* **Work to complete**: Your task is to copy all of the entries exactly as they are given.

++++++

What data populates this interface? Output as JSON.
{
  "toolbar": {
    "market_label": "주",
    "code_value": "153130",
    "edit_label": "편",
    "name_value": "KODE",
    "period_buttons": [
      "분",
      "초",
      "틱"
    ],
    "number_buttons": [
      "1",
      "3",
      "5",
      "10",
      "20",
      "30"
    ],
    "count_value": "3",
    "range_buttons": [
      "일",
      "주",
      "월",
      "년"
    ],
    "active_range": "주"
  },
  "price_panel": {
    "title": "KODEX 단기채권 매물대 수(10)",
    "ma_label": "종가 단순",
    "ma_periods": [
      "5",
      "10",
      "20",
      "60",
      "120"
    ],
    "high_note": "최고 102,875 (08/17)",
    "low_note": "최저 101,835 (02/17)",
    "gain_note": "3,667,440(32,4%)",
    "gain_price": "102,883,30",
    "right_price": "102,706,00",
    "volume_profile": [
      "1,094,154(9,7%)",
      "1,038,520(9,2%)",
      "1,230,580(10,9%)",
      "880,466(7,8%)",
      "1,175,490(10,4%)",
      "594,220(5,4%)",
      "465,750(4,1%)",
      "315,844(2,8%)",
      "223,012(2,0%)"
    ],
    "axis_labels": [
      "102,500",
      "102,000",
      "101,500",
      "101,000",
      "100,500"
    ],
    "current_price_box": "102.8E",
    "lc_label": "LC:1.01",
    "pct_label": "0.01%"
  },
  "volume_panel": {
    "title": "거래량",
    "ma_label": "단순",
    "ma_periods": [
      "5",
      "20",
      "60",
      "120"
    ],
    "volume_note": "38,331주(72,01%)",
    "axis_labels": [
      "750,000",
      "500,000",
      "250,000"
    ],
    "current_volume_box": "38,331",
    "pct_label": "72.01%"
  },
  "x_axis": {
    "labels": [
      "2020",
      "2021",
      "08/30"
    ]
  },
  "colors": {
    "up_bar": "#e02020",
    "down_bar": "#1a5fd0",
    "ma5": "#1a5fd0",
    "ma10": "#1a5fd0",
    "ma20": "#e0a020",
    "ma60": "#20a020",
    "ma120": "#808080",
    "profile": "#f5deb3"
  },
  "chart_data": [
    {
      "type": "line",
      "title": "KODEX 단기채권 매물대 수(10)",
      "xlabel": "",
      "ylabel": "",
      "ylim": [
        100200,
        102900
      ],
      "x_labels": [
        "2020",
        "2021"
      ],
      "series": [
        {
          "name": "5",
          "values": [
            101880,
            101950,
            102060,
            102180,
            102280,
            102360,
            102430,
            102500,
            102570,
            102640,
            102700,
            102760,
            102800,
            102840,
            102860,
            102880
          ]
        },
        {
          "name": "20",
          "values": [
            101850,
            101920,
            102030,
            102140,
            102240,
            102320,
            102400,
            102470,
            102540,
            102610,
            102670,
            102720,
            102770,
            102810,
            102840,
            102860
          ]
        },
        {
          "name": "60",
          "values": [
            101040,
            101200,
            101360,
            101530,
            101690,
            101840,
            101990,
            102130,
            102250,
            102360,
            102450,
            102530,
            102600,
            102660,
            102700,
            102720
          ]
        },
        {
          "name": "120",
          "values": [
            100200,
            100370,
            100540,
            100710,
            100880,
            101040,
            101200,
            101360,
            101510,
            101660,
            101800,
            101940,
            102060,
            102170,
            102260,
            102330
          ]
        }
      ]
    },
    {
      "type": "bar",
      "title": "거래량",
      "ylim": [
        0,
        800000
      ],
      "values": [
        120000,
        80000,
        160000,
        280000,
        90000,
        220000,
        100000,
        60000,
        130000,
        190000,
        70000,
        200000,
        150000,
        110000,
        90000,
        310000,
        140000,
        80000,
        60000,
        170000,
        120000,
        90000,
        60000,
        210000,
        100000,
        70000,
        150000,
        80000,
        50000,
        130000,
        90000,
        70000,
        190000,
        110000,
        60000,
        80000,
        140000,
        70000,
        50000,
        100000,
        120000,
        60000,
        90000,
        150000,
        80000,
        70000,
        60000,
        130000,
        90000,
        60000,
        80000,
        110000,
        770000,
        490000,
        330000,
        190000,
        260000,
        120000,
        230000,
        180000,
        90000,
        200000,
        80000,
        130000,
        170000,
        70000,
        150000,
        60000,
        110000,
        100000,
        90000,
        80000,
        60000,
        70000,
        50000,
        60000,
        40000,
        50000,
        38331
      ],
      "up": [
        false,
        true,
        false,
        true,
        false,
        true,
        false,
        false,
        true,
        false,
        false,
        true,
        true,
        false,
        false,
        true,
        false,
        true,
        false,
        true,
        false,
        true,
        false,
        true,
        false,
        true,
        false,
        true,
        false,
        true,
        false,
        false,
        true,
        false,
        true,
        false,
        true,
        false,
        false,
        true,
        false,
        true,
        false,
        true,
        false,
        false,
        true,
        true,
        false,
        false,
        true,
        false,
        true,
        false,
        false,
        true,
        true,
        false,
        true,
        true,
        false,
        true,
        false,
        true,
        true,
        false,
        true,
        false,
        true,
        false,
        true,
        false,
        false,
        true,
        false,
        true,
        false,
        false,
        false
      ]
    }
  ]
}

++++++

* **Final answer**:
What data populates this interface? Output as JSON.
{
  "toolbar": {
    "market_label": "주",
    "code_value": "153130",
    "edit_label": "편",
    "name_value": "KODE",
    "period_buttons": [
      "분",
      "초",
      "틱"
    ],
    "number_buttons": [
      "1",
      "3",
      "5",
      "10",
      "20",
      "30"
    ],
    "count_value": "3",
    "range_buttons": [
      "일",
      "주",
      "월",
      "년"
    ],
    "active_range": "주"
  },
  "price_panel": {
    "title": "KODEX 단기채권 매물대 수(10)",
    "ma_label": "종가 단순",
    "ma_periods": [
      "5",
      "10",
      "20",
      "60",
      "120"
    ],
    "high_note": "최고 102,875 (08/17)",
    "low_note": "최저 101,835 (02/17)",
    "gain_note": "3,667,440(32,4%)",
    "gain_price": "102,883,30",
    "right_price": "102,706,00",
    "volume_profile": [
      "1,094,154(9,7%)",
      "1,038,520(9,2%)",
      "1,230,580(10,9%)",
      "880,466(7,8%)",
      "1,175,490(10,4%)",
      "594,220(5,4%)",
      "465,750(4,1%)",
      "315,844(2,8%)",
      "223,012(2,0%)"
    ],
    "axis_labels": [
      "102,500",
      "102,000",
      "101,500",
      "101,000",
      "100,500"
    ],
    "current_price_box": "102.8E",
    "lc_label": "LC:1.01",
    "pct_label": "0.01%"
  },
  "volume_panel": {
    "title": "거래량",
    "ma_label": "단순",
    "ma_periods": [
      "5",
      "20",
      "60",
      "120"
    ],
    "volume_note": "38,331주(72,01%)",
    "axis_labels": [
      "750,000",
      "500,000",
      "250,000"
    ],
    "current_volume_box": "38,331",
    "pct_label": "72.01%"
  },
  "x_axis": {
    "labels": [
      "2020",
      "2021",
      "08/30"
    ]
  },
  "colors": {
    "up_bar": "#e02020",
    "down_bar": "#1a5fd0",
    "ma5": "#1a5fd0",
    "ma10": "#1a5fd0",
    "ma20": "#e0a020",
    "ma60": "#20a020",
    "ma120": "#808080",
    "profile": "#f5deb3"
  },
  "chart_data": [
    {
      "type": "line",
      "title": "KODEX 단기채권 매물대 수(10)",
      "xlabel": "",
      "ylabel": "",
      "ylim": [
        100200,
        102900
      ],
      "x_labels": [
        "2020",
        "2021"
      ],
      "series": [
        {
          "name": "5",
          "values": [
            101880,
            101950,
            102060,
            102180,
            102280,
            102360,
            102430,
            102500,
            102570,
            102640,
            102700,
            102760,
            102800,
            102840,
            102860,
            102880
          ]
        },
        {
          "name": "20",
          "values": [
            101850,
            101920,
            102030,
            102140,
            102240,
            102320,
            102400,
            102470,
            102540,
            102610,
            102670,
            102720,
            102770,
            102810,
            102840,
            102860
          ]
        },
        {
          "name": "60",
          "values": [
            101040,
            101200,
            101360,
            101530,
            101690,
            101840,
            101990,
            102130,
            102250,
            102360,
            102450,
            102530,
            102600,
            102660,
            102700,
            102720
          ]
        },
        {
          "name": "120",
          "values": [
            100200,
            100370,
            100540,
            100710,
            100880,
            101040,
            101200,
            101360,
            101510,
            101660,
            101800,
            101940,
            102060,
            102170,
            102260,
            102330
          ]
        }
      ]
    },
    {
      "type": "bar",
      "title": "거래량",
      "ylim": [
        0,
        800000
      ],
      "values": [
        120000,
        80000,
        160000,
        280000,
        90000,
        220000,
        100000,
        60000,
        130000,
        190000,
        70000,
        200000,
        150000,
        110000,
        90000,
        310000,
        140000,
        80000,
        60000,
        170000,
        120000,
        90000,
        60000,
        210000,
        100000,
        70000,
        150000,
        80000,
        50000,
        130000,
        90000,
        70000,
        190000,
        110000,
        60000,
        80000,
        140000,
        70000,
        50000,
        100000,
        120000,
        60000,
        90000,
        150000,
        80000,
        70000,
        60000,
        130000,
        90000,
        60000,
        80000,
        110000,
        770000,
        490000,
        330000,
        190000,
        260000,
        120000,
        230000,
        180000,
        90000,
        200000,
        80000,
        130000,
        170000,
        70000,
        150000,
        60000,
        110000,
        100000,
        90000,
        80000,
        60000,
        70000,
        50000,
        60000,
        40000,
        50000,
        38331
      ],
      "up": [
        false,
        true,
        false,
        true,
        false,
        true,
        false,
        false,
        true,
        false,
        false,
        true,
        true,
        false,
        false,
        true,
        false,
        true,
        false,
        true,
        false,
        true,
        false,
        true,
        false,
        true,
        false,
        true,
        false,
        true,
        false,
        false,
        true,
        false,
        true,
        false,
        true,
        false,
        false,
        true,
        false,
        true,
        false,
        true,
        false,
        false,
        true,
        true,
        false,
        false,
        true,
        false,
        true,
        false,
        false,
        true,
        true,
        false,
        true,
        true,
        false,
        true,
        false,
        true,
        true,
        false,
        true,
        false,
        true,
        false,
        true,
        false,
        false,
        true,
        false,
        true,
        false,
        false,
        false
      ]
    }
  ]
}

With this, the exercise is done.